Monday, June 15, 2009

Tennis Builds Community

Next to yachting, polo and golf, tennis has traditionally been considered a sport reserved for the idle rich - an elitist past time where the masses had no place. But it's not Victorian England anymore, folks, and we need to recognize that tennis has gained immensely in popularity. I think, however, there is an enduring perception among many is that it's just for stuck up blue bloods.

And hey, look no further than the hallowed Vancouver clubs of Hollyburn, Lawn and Tennis or Jericho to see why. Membership fees there are exorbitant, wait lists are years long, tennis white and proper etiquette are de rigeur. I happened to weasle in to Jericho for a game the other day and was amazed to see that, at 4:30 pm on a week day, the courts were chocablock. I know that Vancouverites like to take it easy in the summer, but this was a little much. "Oh the idle rich...." I thought, shaking my head. As a little aside, though, a cooled water fountain at every court was rathah deeelightful.

But seriously, tennis does not have to be all about pomp, circumstance and exclusivity. It can be a great social past time, welcoming people of all backrounds and circumstance to grab a racquet, wack a ball and build some community with every rally. Let Jericho and Hollyburn have their fun, no harm there, but the rest of Vancouver also needs access to public courts to bring the sport invented by Kings and for kings to us, the people!

Here's a little an example of how tennis, at least for me, makes me feel part of my community. Most evenings, now that it's light so late, I head over to the best public courts in the city at Stanley Park and pick up a game with whoever is hanging out at the practice wall. It's a colourful scene down there with people of all abilities, shapes, sizes and personalities out to have fun and happy to play. There's also always new people flocking to the courts looking for a game. And then there are the "lifers" - the people who seem to never leave: like the feisty Czech dude who lives out of his tennis bag, or underwear man, who plays in his tighty whites and has a wicked backhand, or the lumbering, bearded fellow who plays in 18 hole Doc Martens or the East European woman who scowls a lot and attacks each ball with such ferocity you just have to smile. Their daily presence make the courts cozily familiar. And then, of course, there is the heron colony which kicks up a rockin', squackin' serenade to the lively rallys below. And, if you're lucky, like we were the other night, you might witness the dramatic spectacle of a massive bald eagle dive bombing the nests looking for tasty heron nibblies! Hey, Hollyburn, Hey Lawn and Tennis, eat your hearts out!

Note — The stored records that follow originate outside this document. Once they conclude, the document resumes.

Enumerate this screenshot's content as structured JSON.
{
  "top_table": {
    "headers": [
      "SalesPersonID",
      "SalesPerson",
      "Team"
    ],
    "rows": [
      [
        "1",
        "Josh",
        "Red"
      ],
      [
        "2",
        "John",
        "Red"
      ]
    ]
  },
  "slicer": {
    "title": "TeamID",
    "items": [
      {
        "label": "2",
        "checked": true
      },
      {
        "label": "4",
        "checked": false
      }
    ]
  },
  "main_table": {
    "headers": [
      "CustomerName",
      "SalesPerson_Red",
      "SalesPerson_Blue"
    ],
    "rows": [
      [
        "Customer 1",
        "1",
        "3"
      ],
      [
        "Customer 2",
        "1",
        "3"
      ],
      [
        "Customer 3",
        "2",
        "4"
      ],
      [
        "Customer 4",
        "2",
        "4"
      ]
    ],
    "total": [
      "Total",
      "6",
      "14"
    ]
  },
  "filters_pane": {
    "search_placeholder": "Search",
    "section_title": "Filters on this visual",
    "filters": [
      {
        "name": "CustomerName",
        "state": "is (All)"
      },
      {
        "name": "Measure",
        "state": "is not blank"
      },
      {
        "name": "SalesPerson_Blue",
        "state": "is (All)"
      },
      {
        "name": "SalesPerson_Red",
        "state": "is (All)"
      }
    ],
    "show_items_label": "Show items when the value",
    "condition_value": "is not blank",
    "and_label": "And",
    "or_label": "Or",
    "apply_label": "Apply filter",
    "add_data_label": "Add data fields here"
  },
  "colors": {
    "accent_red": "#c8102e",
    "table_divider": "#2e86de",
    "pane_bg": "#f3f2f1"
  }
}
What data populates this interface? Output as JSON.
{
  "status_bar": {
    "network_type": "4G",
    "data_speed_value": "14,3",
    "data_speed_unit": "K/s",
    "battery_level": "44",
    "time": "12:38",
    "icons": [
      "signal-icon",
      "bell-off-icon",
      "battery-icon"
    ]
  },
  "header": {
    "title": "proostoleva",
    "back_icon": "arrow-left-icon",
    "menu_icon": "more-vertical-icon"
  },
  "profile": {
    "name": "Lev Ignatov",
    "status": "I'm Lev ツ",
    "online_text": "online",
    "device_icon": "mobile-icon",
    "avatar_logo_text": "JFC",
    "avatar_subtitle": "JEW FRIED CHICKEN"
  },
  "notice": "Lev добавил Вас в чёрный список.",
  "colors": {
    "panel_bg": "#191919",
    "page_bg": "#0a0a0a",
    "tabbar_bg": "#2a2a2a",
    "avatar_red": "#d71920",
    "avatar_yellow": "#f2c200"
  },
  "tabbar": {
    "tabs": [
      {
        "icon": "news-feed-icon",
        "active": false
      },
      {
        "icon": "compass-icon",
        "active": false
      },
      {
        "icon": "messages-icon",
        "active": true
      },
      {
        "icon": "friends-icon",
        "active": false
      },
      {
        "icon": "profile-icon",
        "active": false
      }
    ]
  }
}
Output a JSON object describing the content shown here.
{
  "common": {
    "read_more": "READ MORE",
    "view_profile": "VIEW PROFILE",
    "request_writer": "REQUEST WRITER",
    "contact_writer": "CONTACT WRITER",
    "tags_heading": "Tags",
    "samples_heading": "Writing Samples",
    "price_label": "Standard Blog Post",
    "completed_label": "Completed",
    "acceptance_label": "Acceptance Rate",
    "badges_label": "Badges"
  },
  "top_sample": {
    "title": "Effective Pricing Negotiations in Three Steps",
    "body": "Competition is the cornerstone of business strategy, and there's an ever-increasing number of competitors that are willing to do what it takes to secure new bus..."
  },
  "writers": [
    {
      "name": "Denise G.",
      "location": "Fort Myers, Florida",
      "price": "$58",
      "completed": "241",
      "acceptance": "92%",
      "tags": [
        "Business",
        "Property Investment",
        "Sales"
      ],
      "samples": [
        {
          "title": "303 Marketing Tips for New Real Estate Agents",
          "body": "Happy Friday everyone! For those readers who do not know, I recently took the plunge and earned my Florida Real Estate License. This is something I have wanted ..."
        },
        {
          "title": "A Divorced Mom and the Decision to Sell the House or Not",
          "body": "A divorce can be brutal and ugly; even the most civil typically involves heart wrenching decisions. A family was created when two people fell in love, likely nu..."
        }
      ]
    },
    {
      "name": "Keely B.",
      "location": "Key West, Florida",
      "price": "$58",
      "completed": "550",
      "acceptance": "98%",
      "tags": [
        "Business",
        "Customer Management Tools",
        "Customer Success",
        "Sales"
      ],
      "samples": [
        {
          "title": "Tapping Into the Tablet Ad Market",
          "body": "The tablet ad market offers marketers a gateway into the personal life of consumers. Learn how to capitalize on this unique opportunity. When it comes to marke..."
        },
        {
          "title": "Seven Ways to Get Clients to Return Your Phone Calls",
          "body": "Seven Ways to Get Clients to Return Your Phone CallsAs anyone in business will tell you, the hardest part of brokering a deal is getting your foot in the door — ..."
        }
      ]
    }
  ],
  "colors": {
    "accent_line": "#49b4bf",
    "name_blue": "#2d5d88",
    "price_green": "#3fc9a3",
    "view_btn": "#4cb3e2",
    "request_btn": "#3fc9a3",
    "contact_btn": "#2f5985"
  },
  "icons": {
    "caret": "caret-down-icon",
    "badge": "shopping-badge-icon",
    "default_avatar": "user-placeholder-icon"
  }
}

Vancouver needs more well maintained hard courts like the ones at Stanley Park. The courts at Kits Beach for example are sorely in need of repaving, given the crowds who use them in the summer months. Gregor, Louie, Parks Board folks, I'm guessing tennis isn't on the top of the city's pressing priority list, nor should it be given the desperate situation in the DTE, but it wouldn't take much to fix up a few more courts and give more Vancouverites access to this fun and inclusive pastime.


Kurt Heinrich said...

your concern has been duly noted. Great post GvB. Good to read you.


Godfrey von Nostitz-Tait said...

Thanks Kurt. I know you'll take my tennisy message right to the top. Let me know if you want a sweat band and a racquet when you do so.

John Horn said...

I think that you should write a letter to Stephen Colbert, as he has taken on the role of champion for the newest group of oppressed people: white men.

Seriously, though, I love the idea of building community through sport. It would be supercool if you offered your tennis skills to youth hanging around the tennis court areas. A lot of people don't have tennis rackets, so be sure to bring an extra one. Good times. I look forward to updates on your progress of changing the world through tennis.

Well played, sir.


Kurt Heinrich said...

would the sweatband and racquet be kickback or a gift?

John Horn said...


Oh, and as much as I champion your efforts to bring tennis to the people, Godfrey, I think Obama ripped up the tennis nets and replaced 'em with backboards and a three point line for a reason. I'm just sayin...